Scientists discover a 100-year-old math error that changes the way humans see color

the new paperpublished in the Chronicle National Academy of Sciencesis the work of lead author and computer scientist Roxana Bojak and a research team of Los Alamos National Laboratory, who mixed psychology, biology and mathematics for their studies.

in press releaseBujack, who created scientific visualizations at Los Alamos National Laboratory, described current mathematical models used for color perception as incorrect and requiring a “paradigm shift.”


The ability to accurately model human color perception has a tremendous impact on the automation of image processing, computer graphics, and visualization. Bujack’s team first set out to develop algorithms that would automatically optimize the color maps used to visualize data to make it easier to read.

To come up with a concrete mathematical model of the perceived color space, red, green, and blue are plotted in 3D space. That’s because these colors are strongly recorded by the light-detecting cones in our retina. These are also the colors that blend together in RGB computer monitor images.

The team has been working on algorithms that automatically improve the color maps used to visualize data, making them easier to understand and interpret.

What surprised the team discovered was that they were the first to realize that the established practice of applying “Riemannian geometry” to 3D space did not work.

Riemannian geometry is different from Euclidean geometry that you may be familiar with from school, but as Bojak explained, “it allows for the generalization of straight lines over curved surfaces.”

Bujack and her team showed that using Riemannian geometry actually results in an overestimation of how large differences in color are perceived.

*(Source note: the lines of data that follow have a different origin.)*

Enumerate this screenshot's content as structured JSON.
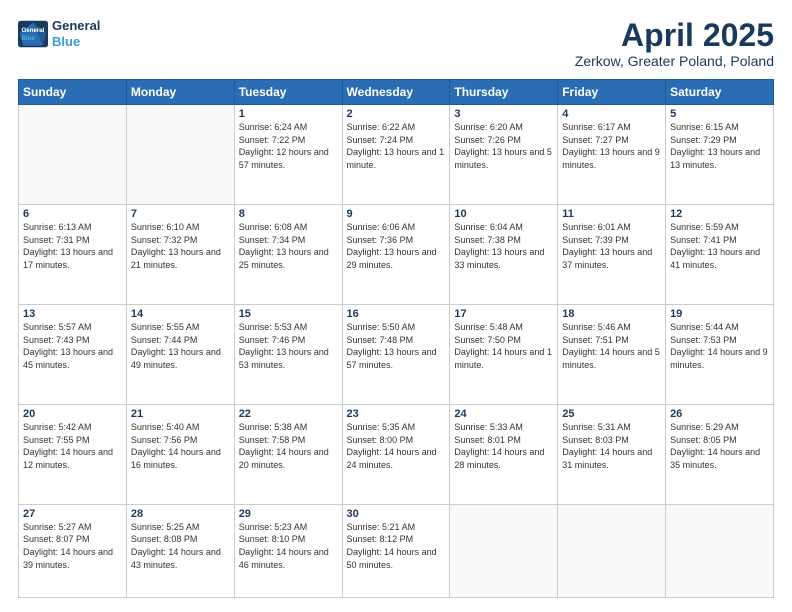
{
  "header": {
    "logo_line1": "General",
    "logo_line2": "Blue",
    "month": "April 2025",
    "location": "Zerkow, Greater Poland, Poland"
  },
  "weekdays": [
    "Sunday",
    "Monday",
    "Tuesday",
    "Wednesday",
    "Thursday",
    "Friday",
    "Saturday"
  ],
  "weeks": [
    [
      {
        "day": "",
        "info": ""
      },
      {
        "day": "",
        "info": ""
      },
      {
        "day": "1",
        "info": "Sunrise: 6:24 AM\nSunset: 7:22 PM\nDaylight: 12 hours and 57 minutes."
      },
      {
        "day": "2",
        "info": "Sunrise: 6:22 AM\nSunset: 7:24 PM\nDaylight: 13 hours and 1 minute."
      },
      {
        "day": "3",
        "info": "Sunrise: 6:20 AM\nSunset: 7:26 PM\nDaylight: 13 hours and 5 minutes."
      },
      {
        "day": "4",
        "info": "Sunrise: 6:17 AM\nSunset: 7:27 PM\nDaylight: 13 hours and 9 minutes."
      },
      {
        "day": "5",
        "info": "Sunrise: 6:15 AM\nSunset: 7:29 PM\nDaylight: 13 hours and 13 minutes."
      }
    ],
    [
      {
        "day": "6",
        "info": "Sunrise: 6:13 AM\nSunset: 7:31 PM\nDaylight: 13 hours and 17 minutes."
      },
      {
        "day": "7",
        "info": "Sunrise: 6:10 AM\nSunset: 7:32 PM\nDaylight: 13 hours and 21 minutes."
      },
      {
        "day": "8",
        "info": "Sunrise: 6:08 AM\nSunset: 7:34 PM\nDaylight: 13 hours and 25 minutes."
      },
      {
        "day": "9",
        "info": "Sunrise: 6:06 AM\nSunset: 7:36 PM\nDaylight: 13 hours and 29 minutes."
      },
      {
        "day": "10",
        "info": "Sunrise: 6:04 AM\nSunset: 7:38 PM\nDaylight: 13 hours and 33 minutes."
      },
      {
        "day": "11",
        "info": "Sunrise: 6:01 AM\nSunset: 7:39 PM\nDaylight: 13 hours and 37 minutes."
      },
      {
        "day": "12",
        "info": "Sunrise: 5:59 AM\nSunset: 7:41 PM\nDaylight: 13 hours and 41 minutes."
      }
    ],
    [
      {
        "day": "13",
        "info": "Sunrise: 5:57 AM\nSunset: 7:43 PM\nDaylight: 13 hours and 45 minutes."
      },
      {
        "day": "14",
        "info": "Sunrise: 5:55 AM\nSunset: 7:44 PM\nDaylight: 13 hours and 49 minutes."
      },
      {
        "day": "15",
        "info": "Sunrise: 5:53 AM\nSunset: 7:46 PM\nDaylight: 13 hours and 53 minutes."
      },
      {
        "day": "16",
        "info": "Sunrise: 5:50 AM\nSunset: 7:48 PM\nDaylight: 13 hours and 57 minutes."
      },
      {
        "day": "17",
        "info": "Sunrise: 5:48 AM\nSunset: 7:50 PM\nDaylight: 14 hours and 1 minute."
      },
      {
        "day": "18",
        "info": "Sunrise: 5:46 AM\nSunset: 7:51 PM\nDaylight: 14 hours and 5 minutes."
      },
      {
        "day": "19",
        "info": "Sunrise: 5:44 AM\nSunset: 7:53 PM\nDaylight: 14 hours and 9 minutes."
      }
    ],
    [
      {
        "day": "20",
        "info": "Sunrise: 5:42 AM\nSunset: 7:55 PM\nDaylight: 14 hours and 12 minutes."
      },
      {
        "day": "21",
        "info": "Sunrise: 5:40 AM\nSunset: 7:56 PM\nDaylight: 14 hours and 16 minutes."
      },
      {
        "day": "22",
        "info": "Sunrise: 5:38 AM\nSunset: 7:58 PM\nDaylight: 14 hours and 20 minutes."
      },
      {
        "day": "23",
        "info": "Sunrise: 5:35 AM\nSunset: 8:00 PM\nDaylight: 14 hours and 24 minutes."
      },
      {
        "day": "24",
        "info": "Sunrise: 5:33 AM\nSunset: 8:01 PM\nDaylight: 14 hours and 28 minutes."
      },
      {
        "day": "25",
        "info": "Sunrise: 5:31 AM\nSunset: 8:03 PM\nDaylight: 14 hours and 31 minutes."
      },
      {
        "day": "26",
        "info": "Sunrise: 5:29 AM\nSunset: 8:05 PM\nDaylight: 14 hours and 35 minutes."
      }
    ],
    [
      {
        "day": "27",
        "info": "Sunrise: 5:27 AM\nSunset: 8:07 PM\nDaylight: 14 hours and 39 minutes."
      },
      {
        "day": "28",
        "info": "Sunrise: 5:25 AM\nSunset: 8:08 PM\nDaylight: 14 hours and 43 minutes."
      },
      {
        "day": "29",
        "info": "Sunrise: 5:23 AM\nSunset: 8:10 PM\nDaylight: 14 hours and 46 minutes."
      },
      {
        "day": "30",
        "info": "Sunrise: 5:21 AM\nSunset: 8:12 PM\nDaylight: 14 hours and 50 minutes."
      },
      {
        "day": "",
        "info": ""
      },
      {
        "day": "",
        "info": ""
      },
      {
        "day": "",
        "info": ""
      }
    ]
  ]
}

This is caused by the effect of diminishing returns, the scientists wrote, in which “large differences in color are perceived as less than the sum of small differences.” In the study.

In other words, a large difference in color is viewed as less than the sum of the small differences in color that lie between two widely spaced shades. The researchers showed that this effect could not be explained in Riemannian geometry.

What’s Next?

When reached out to Interesting Engineering (IE) for comment, Bujack explained that it’s hard to see why the error in modeling created by the giants in their field has persisted for so long uncorrected.

Bujack shared: “If I had to guess, I would say that perhaps color researchers thought of Riemannian (curved) space in some way as ‘the opposite’ of Euclidean (straight) space and ignored that it is a very structured construct in and of itself.”

When asked what kind of geometry their team might use to describe the perceptual color space going forward, Bujack said they’re studying what that might look like.

“If we’re lucky, a Riemann space with a scaling function could do the trick, but more experiments are needed to see if that works,” she added.

Bujack also believes that “a metric space connected to a track would be a good model.”

“But of course, you have to allow some perceptual ‘noise’ as in Thurston’s theorem. Without the random component, it violates a basic scaling property: the identity of the indistinguishable elements, i.e. zero is returned only if both inputs are identical. You can render two very close colors Any observer would not see any difference between them even though they are not 100% identical,” the scientist explained.

Possible technical improvements

The scientists believe their work will eventually lead to improvements in visualization technologies, including televisions and monitors. But, as Bujack explained to IE, it will take some time to get there.

“Most of the experimental data on color perception is based on very small differences because we thought we could collect them to get the big ones,” she said, adding, “We now know that there is a lot of work required to map large distances.”

What this leads to is that scientists will have to “generalize existing algorithms to run on that space.” Only when that is achieved will we begin to see more accurate measurements of color difference and improvements in almost every type of image processing technology.

Bujack gave one example: “If we can calculate the observed difference between two images quite mathematically, we can adjust the compression rate of the broadcast videos to be exactly ‘away’ from the ground truth of the observer and save bandwidth.”

The research article “The non-Riemannian nature of perceptual color space” was first published In the April issue of the scientific journal PNAS.

Study summary:

The scientific community generally agrees with the theory, advanced by Riemann and reinforced by Helmholtz and Schrödinger, that the perceived color space is not Euclidean but rather a three-dimensional Riemannian space. We show that the principle of diminishing returns applies to human color perception. This means that large differences in color cannot be derived by adding a series of small steps, and therefore, the perceptual color space cannot be described by Riemann geometry. This finding is incompatible with current methods of perceptual color space modeling. Therefore, the assumed shape of the color space requires a paradigm shift. The consequences of this apply to color scales currently used in the image and video processing, color mapping, paint and textile industries. These scales are only valid for small differences. Rethinking it outside of the Riemann environment could provide a path to extend it to significant differences. This result indicates the existence of a second-order Weber-Fechner law describing perceived differences.